[Items from an interface collection]

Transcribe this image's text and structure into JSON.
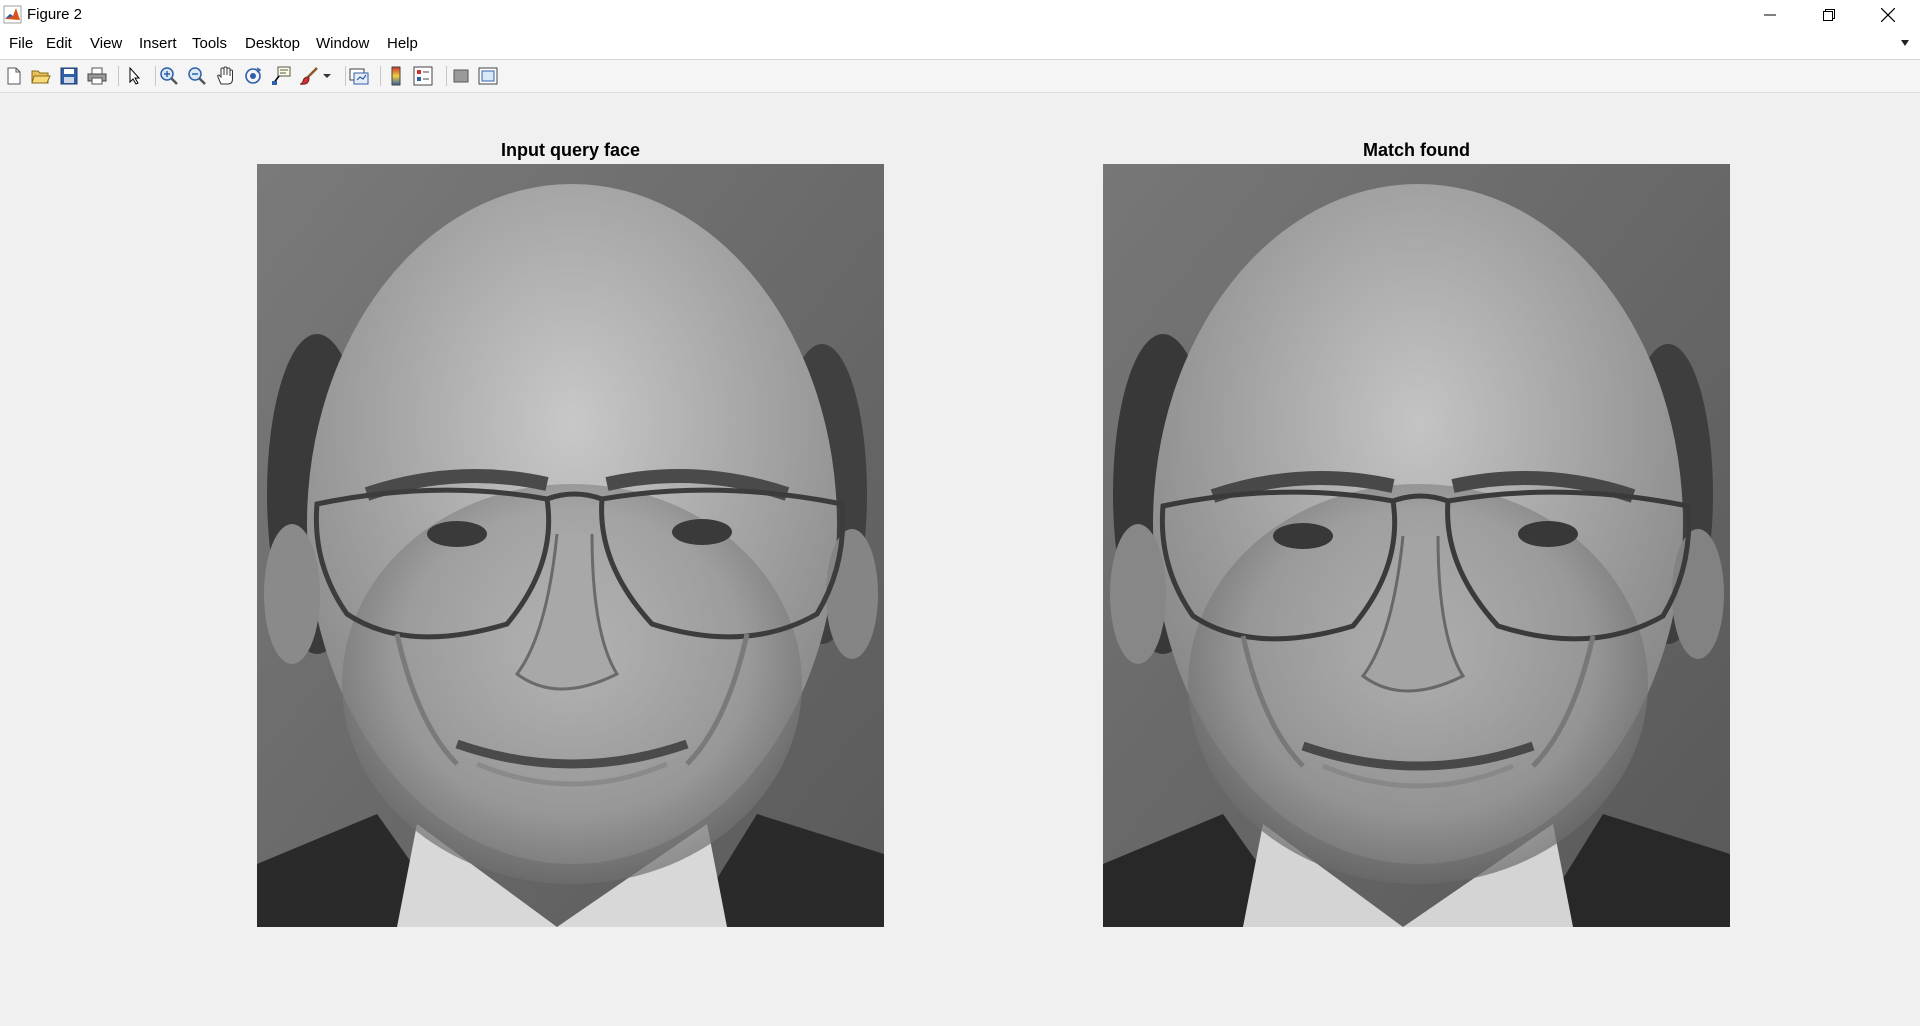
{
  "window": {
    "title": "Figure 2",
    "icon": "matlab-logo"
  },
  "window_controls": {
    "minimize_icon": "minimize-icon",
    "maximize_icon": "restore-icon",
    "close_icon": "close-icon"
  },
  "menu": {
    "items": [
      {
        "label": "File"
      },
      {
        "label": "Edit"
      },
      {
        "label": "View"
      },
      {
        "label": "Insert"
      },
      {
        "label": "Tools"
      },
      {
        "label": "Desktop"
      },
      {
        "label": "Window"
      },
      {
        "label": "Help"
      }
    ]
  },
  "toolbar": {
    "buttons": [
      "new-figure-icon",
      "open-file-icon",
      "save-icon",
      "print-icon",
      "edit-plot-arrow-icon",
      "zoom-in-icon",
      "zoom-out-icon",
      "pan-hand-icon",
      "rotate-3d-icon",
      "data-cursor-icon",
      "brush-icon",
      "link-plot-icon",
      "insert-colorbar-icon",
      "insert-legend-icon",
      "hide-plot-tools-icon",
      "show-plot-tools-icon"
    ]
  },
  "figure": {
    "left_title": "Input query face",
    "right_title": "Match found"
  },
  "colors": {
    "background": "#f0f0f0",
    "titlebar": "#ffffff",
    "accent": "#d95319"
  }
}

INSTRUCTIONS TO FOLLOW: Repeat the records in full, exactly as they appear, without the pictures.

COMPLETED TASK:
Transcribe this image's text and structure into JSON.
{
  "window": {
    "title": "Figure 2",
    "icon": "matlab-logo"
  },
  "window_controls": {
    "minimize_icon": "minimize-icon",
    "maximize_icon": "restore-icon",
    "close_icon": "close-icon"
  },
  "menu": {
    "items": [
      {
        "label": "File"
      },
      {
        "label": "Edit"
      },
      {
        "label": "View"
      },
      {
        "label": "Insert"
      },
      {
        "label": "Tools"
      },
      {
        "label": "Desktop"
      },
      {
        "label": "Window"
      },
      {
        "label": "Help"
      }
    ]
  },
  "toolbar": {
    "buttons": [
      "new-figure-icon",
      "open-file-icon",
      "save-icon",
      "print-icon",
      "edit-plot-arrow-icon",
      "zoom-in-icon",
      "zoom-out-icon",
      "pan-hand-icon",
      "rotate-3d-icon",
      "data-cursor-icon",
      "brush-icon",
      "link-plot-icon",
      "insert-colorbar-icon",
      "insert-legend-icon",
      "hide-plot-tools-icon",
      "show-plot-tools-icon"
    ]
  },
  "figure": {
    "left_title": "Input query face",
    "right_title": "Match found"
  },
  "colors": {
    "background": "#f0f0f0",
    "titlebar": "#ffffff",
    "accent": "#d95319"
  }
}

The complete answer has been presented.